■ **About this task**
Copy each line below exactly as it appears. Pictures are to be omitted.

■ **Records to process**
- - -
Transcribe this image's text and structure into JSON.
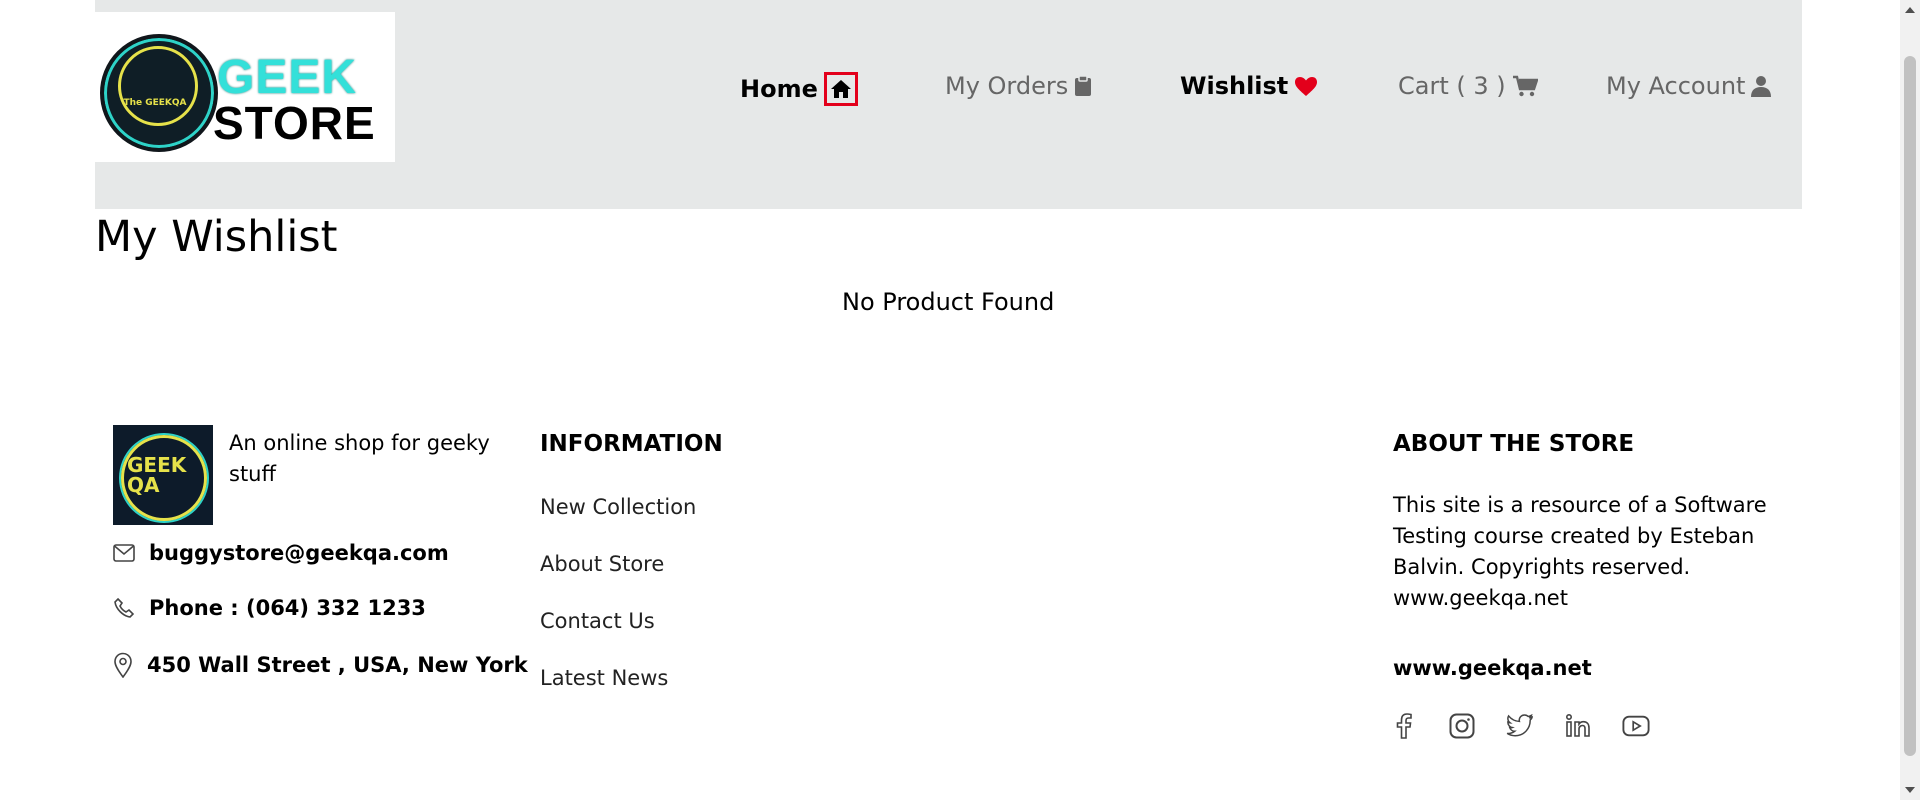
{
  "header": {
    "logo": {
      "line1": "GEEK",
      "line2": "STORE",
      "badge": "The GEEKQA"
    },
    "nav": {
      "home": "Home",
      "orders": "My Orders",
      "wishlist": "Wishlist",
      "cart": "Cart ( 3 )",
      "account": "My Account"
    }
  },
  "main": {
    "title": "My Wishlist",
    "empty_message": "No Product Found"
  },
  "footer": {
    "logo_text": "GEEK QA",
    "tagline": "An online shop for geeky stuff",
    "email": "buggystore@geekqa.com",
    "phone": "Phone : (064) 332 1233",
    "address": "450 Wall Street , USA, New York",
    "information": {
      "title": "INFORMATION",
      "links": [
        "New Collection",
        "About Store",
        "Contact Us",
        "Latest News"
      ]
    },
    "about": {
      "title": "ABOUT THE STORE",
      "text": "This site is a resource of a Software Testing course created by Esteban Balvin. Copyrights reserved. www.geekqa.net",
      "url": "www.geekqa.net"
    },
    "socials": [
      "facebook-icon",
      "instagram-icon",
      "twitter-icon",
      "linkedin-icon",
      "youtube-icon"
    ]
  },
  "colors": {
    "header_bg": "#e6e8e8",
    "accent_red": "#e3001b",
    "logo_teal": "#33e0d9"
  }
}
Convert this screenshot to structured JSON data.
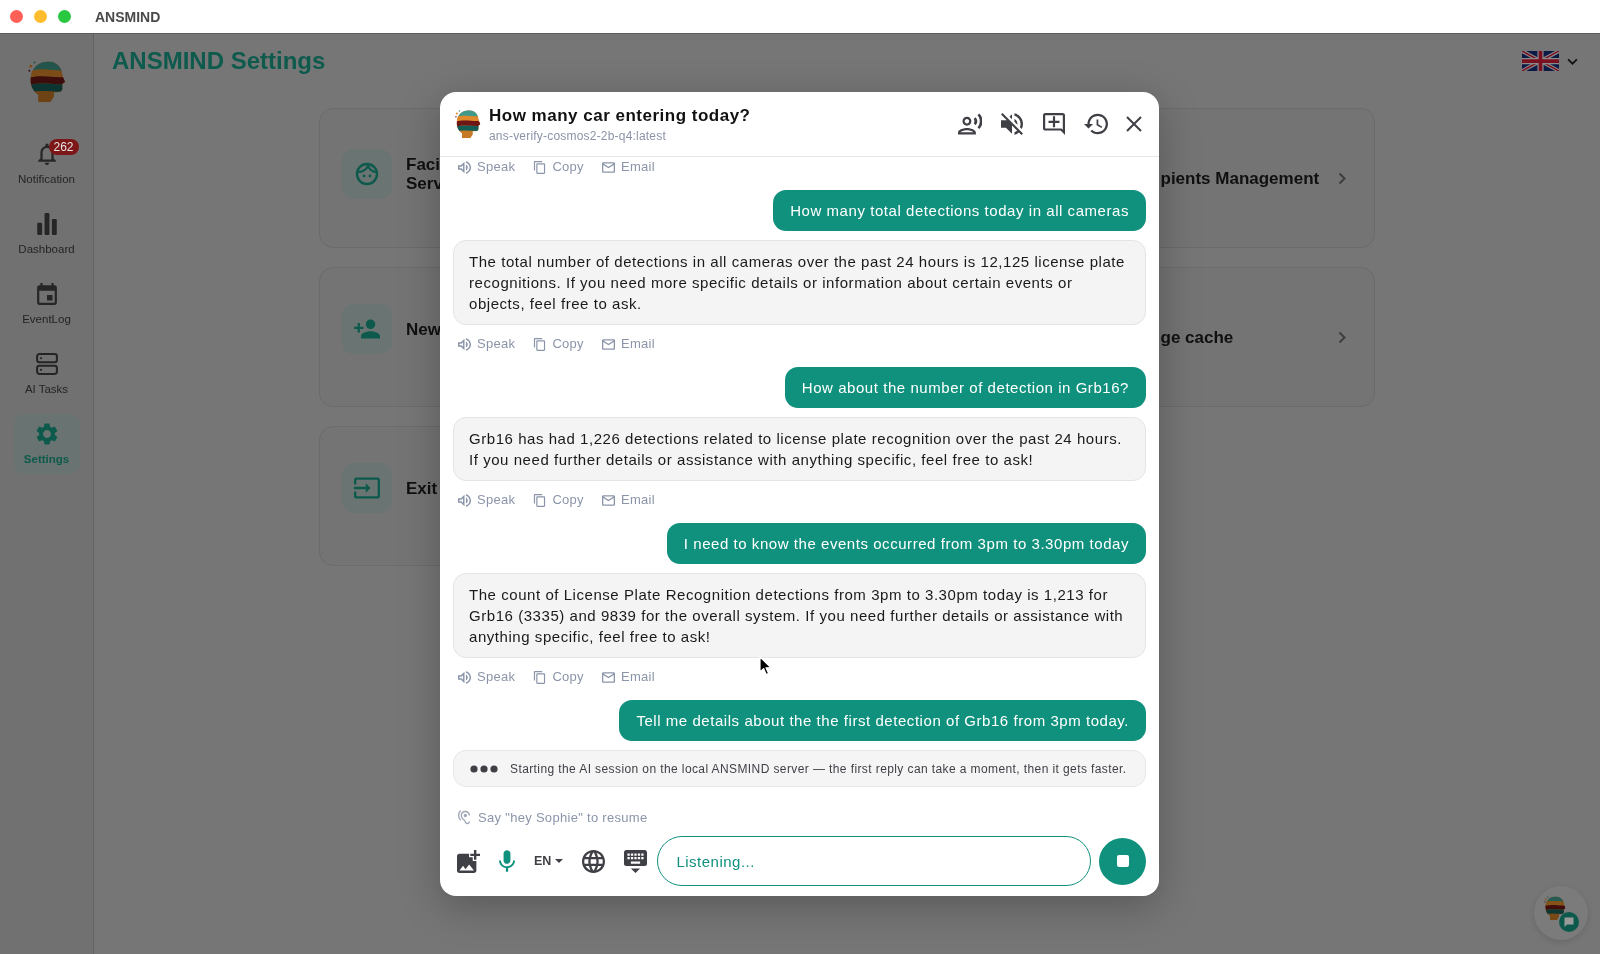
{
  "window": {
    "title": "ANSMIND"
  },
  "sidebar": {
    "items": [
      {
        "label": "Notification",
        "badge": "262",
        "selected": false
      },
      {
        "label": "Dashboard",
        "selected": false
      },
      {
        "label": "EventLog",
        "selected": false
      },
      {
        "label": "AI Tasks",
        "selected": false
      },
      {
        "label": "Settings",
        "selected": true
      }
    ]
  },
  "page": {
    "title": "ANSMIND Settings",
    "cards": [
      {
        "lines": [
          "Faci",
          "Serv"
        ]
      },
      {
        "lines": [
          "pients Management"
        ]
      },
      {
        "lines": [
          "New"
        ]
      },
      {
        "lines": [
          "ge cache"
        ]
      },
      {
        "lines": [
          "Exit"
        ]
      }
    ]
  },
  "chat": {
    "title": "How many car entering today?",
    "model": "ans-verify-cosmos2-2b-q4:latest",
    "messages": [
      {
        "kind": "assistant",
        "actions": [
          "Speak",
          "Copy",
          "Email"
        ]
      },
      {
        "kind": "user",
        "text": "How many total detections today in all cameras"
      },
      {
        "kind": "assistant",
        "text": "The total number of detections in all cameras over the past 24 hours is 12,125 license plate recognitions. If you need more specific details or information about certain events or objects, feel free to ask.",
        "actions": [
          "Speak",
          "Copy",
          "Email"
        ]
      },
      {
        "kind": "user",
        "text": "How about the number of detection in Grb16?"
      },
      {
        "kind": "assistant",
        "text": "Grb16 has had 1,226 detections related to license plate recognition over the past 24 hours. If you need further details or assistance with anything specific, feel free to ask!",
        "actions": [
          "Speak",
          "Copy",
          "Email"
        ]
      },
      {
        "kind": "user",
        "text": "I need to know the events occurred from 3pm to 3.30pm today"
      },
      {
        "kind": "assistant",
        "text": "The count of License Plate Recognition detections from 3pm to 3.30pm today is 1,213 for Grb16 (3335) and 9839 for the overall system. If you need further details or assistance with anything specific, feel free to ask!",
        "actions": [
          "Speak",
          "Copy",
          "Email"
        ]
      },
      {
        "kind": "user",
        "text": "Tell me details about the the first detection of Grb16 from 3pm today."
      },
      {
        "kind": "status",
        "text": "Starting the AI session on the local ANSMIND server — the first reply can take a moment, then it gets faster."
      }
    ],
    "hint": "Say \"hey Sophie\" to resume",
    "language": "EN",
    "placeholder": "Listening..."
  }
}
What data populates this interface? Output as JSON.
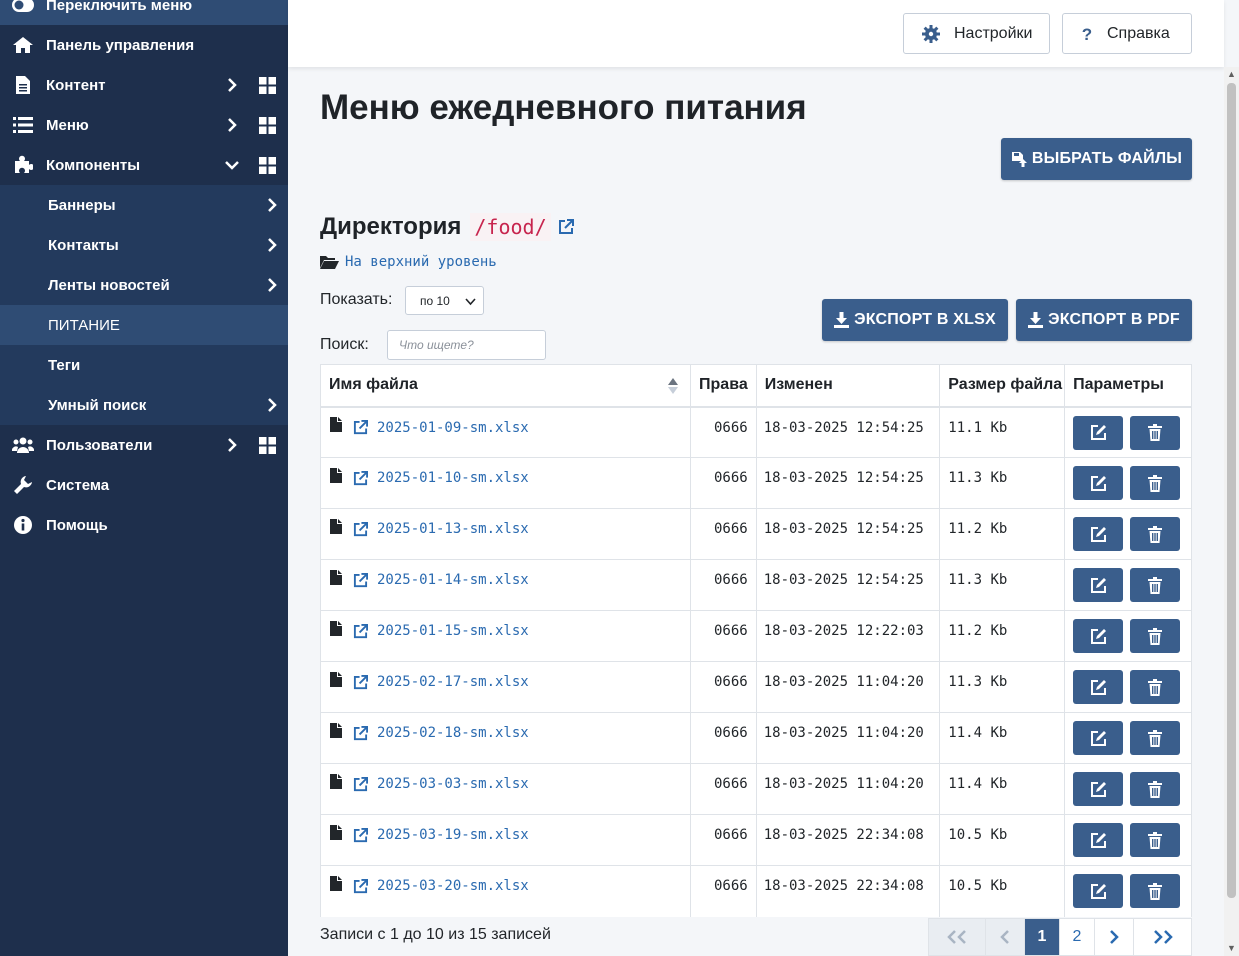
{
  "sidebar": {
    "toggle_label": "Переключить меню",
    "items": [
      {
        "label": "Панель управления",
        "icon": "home-icon"
      },
      {
        "label": "Контент",
        "icon": "file-icon"
      },
      {
        "label": "Меню",
        "icon": "list-icon"
      },
      {
        "label": "Компоненты",
        "icon": "puzzle-icon"
      },
      {
        "label": "Баннеры"
      },
      {
        "label": "Контакты"
      },
      {
        "label": "Ленты новостей"
      },
      {
        "label": "ПИТАНИЕ"
      },
      {
        "label": "Теги"
      },
      {
        "label": "Умный поиск"
      },
      {
        "label": "Пользователи",
        "icon": "users-icon"
      },
      {
        "label": "Система",
        "icon": "wrench-icon"
      },
      {
        "label": "Помощь",
        "icon": "info-icon"
      }
    ]
  },
  "header": {
    "settings_label": "Настройки",
    "help_label": "Справка"
  },
  "page": {
    "title": "Меню ежедневного питания",
    "choose_files_label": "ВЫБРАТЬ ФАЙЛЫ",
    "directory_label": "Директория",
    "directory_path": "/food/",
    "up_level_label": "На верхний уровень",
    "show_label": "Показать:",
    "show_value": "по 10",
    "search_label": "Поиск:",
    "search_placeholder": "Что ищете?",
    "export_xlsx_label": "ЭКСПОРТ В XLSX",
    "export_pdf_label": "ЭКСПОРТ В PDF"
  },
  "table": {
    "headers": [
      "Имя файла",
      "Права",
      "Изменен",
      "Размер файла",
      "Параметры"
    ],
    "rows": [
      {
        "name": "2025-01-09-sm.xlsx",
        "perm": "0666",
        "modified": "18-03-2025 12:54:25",
        "size": "11.1 Kb"
      },
      {
        "name": "2025-01-10-sm.xlsx",
        "perm": "0666",
        "modified": "18-03-2025 12:54:25",
        "size": "11.3 Kb"
      },
      {
        "name": "2025-01-13-sm.xlsx",
        "perm": "0666",
        "modified": "18-03-2025 12:54:25",
        "size": "11.2 Kb"
      },
      {
        "name": "2025-01-14-sm.xlsx",
        "perm": "0666",
        "modified": "18-03-2025 12:54:25",
        "size": "11.3 Kb"
      },
      {
        "name": "2025-01-15-sm.xlsx",
        "perm": "0666",
        "modified": "18-03-2025 12:22:03",
        "size": "11.2 Kb"
      },
      {
        "name": "2025-02-17-sm.xlsx",
        "perm": "0666",
        "modified": "18-03-2025 11:04:20",
        "size": "11.3 Kb"
      },
      {
        "name": "2025-02-18-sm.xlsx",
        "perm": "0666",
        "modified": "18-03-2025 11:04:20",
        "size": "11.4 Kb"
      },
      {
        "name": "2025-03-03-sm.xlsx",
        "perm": "0666",
        "modified": "18-03-2025 11:04:20",
        "size": "11.4 Kb"
      },
      {
        "name": "2025-03-19-sm.xlsx",
        "perm": "0666",
        "modified": "18-03-2025 22:34:08",
        "size": "10.5 Kb"
      },
      {
        "name": "2025-03-20-sm.xlsx",
        "perm": "0666",
        "modified": "18-03-2025 22:34:08",
        "size": "10.5 Kb"
      }
    ]
  },
  "footer": {
    "info": "Записи с 1 до 10 из 15 записей",
    "pages": [
      "1",
      "2"
    ],
    "current_page": "1"
  },
  "colors": {
    "sidebar_bg": "#1e2f4c",
    "accent": "#3a5e8c",
    "link": "#2a6ab0",
    "path_red": "#c7254e"
  }
}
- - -
■ **Answer to this task**
Transcribe this image's text and structure into JSON.
{
  "header": {
    "logo": {
      "line1": "GEEK",
      "line2": "STORE",
      "badge": "The GEEKQA"
    },
    "nav": {
      "home": "Home",
      "orders": "My Orders",
      "wishlist": "Wishlist",
      "cart": "Cart ( 3 )",
      "account": "My Account"
    }
  },
  "main": {
    "title": "My Wishlist",
    "empty_message": "No Product Found"
  },
  "footer": {
    "logo_text": "GEEK QA",
    "tagline": "An online shop for geeky stuff",
    "email": "buggystore@geekqa.com",
    "phone": "Phone : (064) 332 1233",
    "address": "450 Wall Street , USA, New York",
    "information": {
      "title": "INFORMATION",
      "links": [
        "New Collection",
        "About Store",
        "Contact Us",
        "Latest News"
      ]
    },
    "about": {
      "title": "ABOUT THE STORE",
      "text": "This site is a resource of a Software Testing course created by Esteban Balvin. Copyrights reserved. www.geekqa.net",
      "url": "www.geekqa.net"
    },
    "socials": [
      "facebook-icon",
      "instagram-icon",
      "twitter-icon",
      "linkedin-icon",
      "youtube-icon"
    ]
  },
  "colors": {
    "header_bg": "#e6e8e8",
    "accent_red": "#e3001b",
    "logo_teal": "#33e0d9"
  }
}
Convert this screenshot to structured JSON data.
{
  "window": {
    "title": "ANSMIND"
  },
  "sidebar": {
    "items": [
      {
        "label": "Notification",
        "badge": "262",
        "selected": false
      },
      {
        "label": "Dashboard",
        "selected": false
      },
      {
        "label": "EventLog",
        "selected": false
      },
      {
        "label": "AI Tasks",
        "selected": false
      },
      {
        "label": "Settings",
        "selected": true
      }
    ]
  },
  "page": {
    "title": "ANSMIND Settings",
    "cards": [
      {
        "lines": [
          "Faci",
          "Serv"
        ]
      },
      {
        "lines": [
          "pients Management"
        ]
      },
      {
        "lines": [
          "New"
        ]
      },
      {
        "lines": [
          "ge cache"
        ]
      },
      {
        "lines": [
          "Exit"
        ]
      }
    ]
  },
  "chat": {
    "title": "How many car entering today?",
    "model": "ans-verify-cosmos2-2b-q4:latest",
    "messages": [
      {
        "kind": "assistant",
        "actions": [
          "Speak",
          "Copy",
          "Email"
        ]
      },
      {
        "kind": "user",
        "text": "How many total detections today in all cameras"
      },
      {
        "kind": "assistant",
        "text": "The total number of detections in all cameras over the past 24 hours is 12,125 license plate recognitions. If you need more specific details or information about certain events or objects, feel free to ask.",
        "actions": [
          "Speak",
          "Copy",
          "Email"
        ]
      },
      {
        "kind": "user",
        "text": "How about the number of detection in Grb16?"
      },
      {
        "kind": "assistant",
        "text": "Grb16 has had 1,226 detections related to license plate recognition over the past 24 hours. If you need further details or assistance with anything specific, feel free to ask!",
        "actions": [
          "Speak",
          "Copy",
          "Email"
        ]
      },
      {
        "kind": "user",
        "text": "I need to know the events occurred from 3pm to 3.30pm today"
      },
      {
        "kind": "assistant",
        "text": "The count of License Plate Recognition detections from 3pm to 3.30pm today is 1,213 for Grb16 (3335) and 9839 for the overall system. If you need further details or assistance with anything specific, feel free to ask!",
        "actions": [
          "Speak",
          "Copy",
          "Email"
        ]
      },
      {
        "kind": "user",
        "text": "Tell me details about the the first detection of Grb16 from 3pm today."
      },
      {
        "kind": "status",
        "text": "Starting the AI session on the local ANSMIND server — the first reply can take a moment, then it gets faster."
      }
    ],
    "hint": "Say \"hey Sophie\" to resume",
    "language": "EN",
    "placeholder": "Listening..."
  }
}
What data populates this interface? Output as JSON.
{
  "sidebar": {
    "toggle_label": "Переключить меню",
    "items": [
      {
        "label": "Панель управления",
        "icon": "home-icon"
      },
      {
        "label": "Контент",
        "icon": "file-icon"
      },
      {
        "label": "Меню",
        "icon": "list-icon"
      },
      {
        "label": "Компоненты",
        "icon": "puzzle-icon"
      },
      {
        "label": "Баннеры"
      },
      {
        "label": "Контакты"
      },
      {
        "label": "Ленты новостей"
      },
      {
        "label": "ПИТАНИЕ"
      },
      {
        "label": "Теги"
      },
      {
        "label": "Умный поиск"
      },
      {
        "label": "Пользователи",
        "icon": "users-icon"
      },
      {
        "label": "Система",
        "icon": "wrench-icon"
      },
      {
        "label": "Помощь",
        "icon": "info-icon"
      }
    ]
  },
  "header": {
    "settings_label": "Настройки",
    "help_label": "Справка"
  },
  "page": {
    "title": "Меню ежедневного питания",
    "choose_files_label": "ВЫБРАТЬ ФАЙЛЫ",
    "directory_label": "Директория",
    "directory_path": "/food/",
    "up_level_label": "На верхний уровень",
    "show_label": "Показать:",
    "show_value": "по 10",
    "search_label": "Поиск:",
    "search_placeholder": "Что ищете?",
    "export_xlsx_label": "ЭКСПОРТ В XLSX",
    "export_pdf_label": "ЭКСПОРТ В PDF"
  },
  "table": {
    "headers": [
      "Имя файла",
      "Права",
      "Изменен",
      "Размер файла",
      "Параметры"
    ],
    "rows": [
      {
        "name": "2025-01-09-sm.xlsx",
        "perm": "0666",
        "modified": "18-03-2025 12:54:25",
        "size": "11.1 Kb"
      },
      {
        "name": "2025-01-10-sm.xlsx",
        "perm": "0666",
        "modified": "18-03-2025 12:54:25",
        "size": "11.3 Kb"
      },
      {
        "name": "2025-01-13-sm.xlsx",
        "perm": "0666",
        "modified": "18-03-2025 12:54:25",
        "size": "11.2 Kb"
      },
      {
        "name": "2025-01-14-sm.xlsx",
        "perm": "0666",
        "modified": "18-03-2025 12:54:25",
        "size": "11.3 Kb"
      },
      {
        "name": "2025-01-15-sm.xlsx",
        "perm": "0666",
        "modified": "18-03-2025 12:22:03",
        "size": "11.2 Kb"
      },
      {
        "name": "2025-02-17-sm.xlsx",
        "perm": "0666",
        "modified": "18-03-2025 11:04:20",
        "size": "11.3 Kb"
      },
      {
        "name": "2025-02-18-sm.xlsx",
        "perm": "0666",
        "modified": "18-03-2025 11:04:20",
        "size": "11.4 Kb"
      },
      {
        "name": "2025-03-03-sm.xlsx",
        "perm": "0666",
        "modified": "18-03-2025 11:04:20",
        "size": "11.4 Kb"
      },
      {
        "name": "2025-03-19-sm.xlsx",
        "perm": "0666",
        "modified": "18-03-2025 22:34:08",
        "size": "10.5 Kb"
      },
      {
        "name": "2025-03-20-sm.xlsx",
        "perm": "0666",
        "modified": "18-03-2025 22:34:08",
        "size": "10.5 Kb"
      }
    ]
  },
  "footer": {
    "info": "Записи с 1 до 10 из 15 записей",
    "pages": [
      "1",
      "2"
    ],
    "current_page": "1"
  },
  "colors": {
    "sidebar_bg": "#1e2f4c",
    "accent": "#3a5e8c",
    "link": "#2a6ab0",
    "path_red": "#c7254e"
  }
}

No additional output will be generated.